== Aim of the exercise ==
Please reproduce the entries that follow, keeping each word intact.
** Opening Provided records block **
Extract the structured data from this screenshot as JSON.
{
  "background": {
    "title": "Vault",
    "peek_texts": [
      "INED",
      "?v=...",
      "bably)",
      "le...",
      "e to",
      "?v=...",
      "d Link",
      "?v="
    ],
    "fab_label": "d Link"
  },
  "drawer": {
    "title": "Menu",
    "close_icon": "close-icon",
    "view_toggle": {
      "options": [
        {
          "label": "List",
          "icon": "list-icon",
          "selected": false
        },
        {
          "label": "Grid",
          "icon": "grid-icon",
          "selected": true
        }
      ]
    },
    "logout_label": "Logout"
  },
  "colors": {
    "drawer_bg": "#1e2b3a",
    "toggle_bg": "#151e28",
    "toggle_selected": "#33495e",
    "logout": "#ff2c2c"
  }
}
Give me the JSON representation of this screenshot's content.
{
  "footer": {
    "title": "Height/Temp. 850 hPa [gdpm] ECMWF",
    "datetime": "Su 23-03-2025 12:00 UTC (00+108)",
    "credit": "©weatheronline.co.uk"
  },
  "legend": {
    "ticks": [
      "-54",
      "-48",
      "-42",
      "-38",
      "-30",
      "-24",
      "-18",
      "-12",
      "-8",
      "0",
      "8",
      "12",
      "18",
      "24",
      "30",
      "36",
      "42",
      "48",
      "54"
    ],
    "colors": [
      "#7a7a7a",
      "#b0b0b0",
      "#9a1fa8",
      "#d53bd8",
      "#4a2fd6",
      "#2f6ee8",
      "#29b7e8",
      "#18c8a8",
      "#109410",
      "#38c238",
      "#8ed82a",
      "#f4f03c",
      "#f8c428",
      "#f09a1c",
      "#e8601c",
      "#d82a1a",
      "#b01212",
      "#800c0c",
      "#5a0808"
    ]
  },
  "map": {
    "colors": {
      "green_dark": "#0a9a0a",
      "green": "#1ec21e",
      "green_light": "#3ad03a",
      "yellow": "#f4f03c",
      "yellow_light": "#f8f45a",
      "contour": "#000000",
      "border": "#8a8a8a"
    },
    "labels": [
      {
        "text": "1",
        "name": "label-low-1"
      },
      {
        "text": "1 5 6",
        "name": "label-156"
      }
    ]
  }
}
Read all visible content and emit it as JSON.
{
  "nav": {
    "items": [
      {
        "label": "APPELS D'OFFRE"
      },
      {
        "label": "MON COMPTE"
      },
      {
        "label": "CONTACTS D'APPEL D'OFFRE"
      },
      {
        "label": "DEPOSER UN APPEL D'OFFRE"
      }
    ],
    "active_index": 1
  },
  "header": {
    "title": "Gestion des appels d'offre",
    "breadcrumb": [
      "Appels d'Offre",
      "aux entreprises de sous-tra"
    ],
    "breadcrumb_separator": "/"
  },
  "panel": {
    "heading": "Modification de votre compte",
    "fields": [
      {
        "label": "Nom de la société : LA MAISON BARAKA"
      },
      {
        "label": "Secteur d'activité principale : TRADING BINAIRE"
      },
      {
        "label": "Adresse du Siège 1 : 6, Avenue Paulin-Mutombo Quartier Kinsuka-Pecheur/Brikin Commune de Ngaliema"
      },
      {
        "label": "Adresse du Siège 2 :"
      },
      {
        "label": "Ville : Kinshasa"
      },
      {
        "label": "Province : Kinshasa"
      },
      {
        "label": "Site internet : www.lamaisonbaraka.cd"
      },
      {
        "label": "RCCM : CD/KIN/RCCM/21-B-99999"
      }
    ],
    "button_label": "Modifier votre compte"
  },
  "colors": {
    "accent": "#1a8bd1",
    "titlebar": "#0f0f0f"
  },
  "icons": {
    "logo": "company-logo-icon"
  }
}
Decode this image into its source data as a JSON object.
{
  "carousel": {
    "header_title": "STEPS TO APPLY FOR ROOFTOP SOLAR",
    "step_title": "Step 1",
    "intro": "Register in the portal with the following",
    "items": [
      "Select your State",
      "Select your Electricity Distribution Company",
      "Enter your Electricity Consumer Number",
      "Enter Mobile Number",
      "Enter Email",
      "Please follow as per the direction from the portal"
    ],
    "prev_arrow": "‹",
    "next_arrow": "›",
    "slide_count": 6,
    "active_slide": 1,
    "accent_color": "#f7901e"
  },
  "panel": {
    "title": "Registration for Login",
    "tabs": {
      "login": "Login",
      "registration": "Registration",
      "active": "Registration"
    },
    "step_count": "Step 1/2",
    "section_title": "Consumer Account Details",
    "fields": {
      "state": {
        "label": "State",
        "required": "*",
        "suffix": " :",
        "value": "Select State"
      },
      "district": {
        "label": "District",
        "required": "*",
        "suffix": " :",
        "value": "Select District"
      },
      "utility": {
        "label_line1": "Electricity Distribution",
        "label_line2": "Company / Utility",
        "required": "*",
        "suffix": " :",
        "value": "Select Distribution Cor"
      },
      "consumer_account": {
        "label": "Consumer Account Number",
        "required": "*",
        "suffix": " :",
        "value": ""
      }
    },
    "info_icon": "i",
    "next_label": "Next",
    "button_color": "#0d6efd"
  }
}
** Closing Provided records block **
== Finished task ==
Extract the structured data from this screenshot as JSON.
{
  "background": {
    "title": "Vault",
    "peek_texts": [
      "INED",
      "?v=...",
      "bably)",
      "le...",
      "e to",
      "?v=...",
      "d Link",
      "?v="
    ],
    "fab_label": "d Link"
  },
  "drawer": {
    "title": "Menu",
    "close_icon": "close-icon",
    "view_toggle": {
      "options": [
        {
          "label": "List",
          "icon": "list-icon",
          "selected": false
        },
        {
          "label": "Grid",
          "icon": "grid-icon",
          "selected": true
        }
      ]
    },
    "logout_label": "Logout"
  },
  "colors": {
    "drawer_bg": "#1e2b3a",
    "toggle_bg": "#151e28",
    "toggle_selected": "#33495e",
    "logout": "#ff2c2c"
  }
}
Give me the JSON representation of this screenshot's content.
{
  "footer": {
    "title": "Height/Temp. 850 hPa [gdpm] ECMWF",
    "datetime": "Su 23-03-2025 12:00 UTC (00+108)",
    "credit": "©weatheronline.co.uk"
  },
  "legend": {
    "ticks": [
      "-54",
      "-48",
      "-42",
      "-38",
      "-30",
      "-24",
      "-18",
      "-12",
      "-8",
      "0",
      "8",
      "12",
      "18",
      "24",
      "30",
      "36",
      "42",
      "48",
      "54"
    ],
    "colors": [
      "#7a7a7a",
      "#b0b0b0",
      "#9a1fa8",
      "#d53bd8",
      "#4a2fd6",
      "#2f6ee8",
      "#29b7e8",
      "#18c8a8",
      "#109410",
      "#38c238",
      "#8ed82a",
      "#f4f03c",
      "#f8c428",
      "#f09a1c",
      "#e8601c",
      "#d82a1a",
      "#b01212",
      "#800c0c",
      "#5a0808"
    ]
  },
  "map": {
    "colors": {
      "green_dark": "#0a9a0a",
      "green": "#1ec21e",
      "green_light": "#3ad03a",
      "yellow": "#f4f03c",
      "yellow_light": "#f8f45a",
      "contour": "#000000",
      "border": "#8a8a8a"
    },
    "labels": [
      {
        "text": "1",
        "name": "label-low-1"
      },
      {
        "text": "1 5 6",
        "name": "label-156"
      }
    ]
  }
}
Read all visible content and emit it as JSON.
{
  "nav": {
    "items": [
      {
        "label": "APPELS D'OFFRE"
      },
      {
        "label": "MON COMPTE"
      },
      {
        "label": "CONTACTS D'APPEL D'OFFRE"
      },
      {
        "label": "DEPOSER UN APPEL D'OFFRE"
      }
    ],
    "active_index": 1
  },
  "header": {
    "title": "Gestion des appels d'offre",
    "breadcrumb": [
      "Appels d'Offre",
      "aux entreprises de sous-tra"
    ],
    "breadcrumb_separator": "/"
  },
  "panel": {
    "heading": "Modification de votre compte",
    "fields": [
      {
        "label": "Nom de la société : LA MAISON BARAKA"
      },
      {
        "label": "Secteur d'activité principale : TRADING BINAIRE"
      },
      {
        "label": "Adresse du Siège 1 : 6, Avenue Paulin-Mutombo Quartier Kinsuka-Pecheur/Brikin Commune de Ngaliema"
      },
      {
        "label": "Adresse du Siège 2 :"
      },
      {
        "label": "Ville : Kinshasa"
      },
      {
        "label": "Province : Kinshasa"
      },
      {
        "label": "Site internet : www.lamaisonbaraka.cd"
      },
      {
        "label": "RCCM : CD/KIN/RCCM/21-B-99999"
      }
    ],
    "button_label": "Modifier votre compte"
  },
  "colors": {
    "accent": "#1a8bd1",
    "titlebar": "#0f0f0f"
  },
  "icons": {
    "logo": "company-logo-icon"
  }
}
Decode this image into its source data as a JSON object.
{
  "carousel": {
    "header_title": "STEPS TO APPLY FOR ROOFTOP SOLAR",
    "step_title": "Step 1",
    "intro": "Register in the portal with the following",
    "items": [
      "Select your State",
      "Select your Electricity Distribution Company",
      "Enter your Electricity Consumer Number",
      "Enter Mobile Number",
      "Enter Email",
      "Please follow as per the direction from the portal"
    ],
    "prev_arrow": "‹",
    "next_arrow": "›",
    "slide_count": 6,
    "active_slide": 1,
    "accent_color": "#f7901e"
  },
  "panel": {
    "title": "Registration for Login",
    "tabs": {
      "login": "Login",
      "registration": "Registration",
      "active": "Registration"
    },
    "step_count": "Step 1/2",
    "section_title": "Consumer Account Details",
    "fields": {
      "state": {
        "label": "State",
        "required": "*",
        "suffix": " :",
        "value": "Select State"
      },
      "district": {
        "label": "District",
        "required": "*",
        "suffix": " :",
        "value": "Select District"
      },
      "utility": {
        "label_line1": "Electricity Distribution",
        "label_line2": "Company / Utility",
        "required": "*",
        "suffix": " :",
        "value": "Select Distribution Cor"
      },
      "consumer_account": {
        "label": "Consumer Account Number",
        "required": "*",
        "suffix": " :",
        "value": ""
      }
    },
    "info_icon": "i",
    "next_label": "Next",
    "button_color": "#0d6efd"
  }
}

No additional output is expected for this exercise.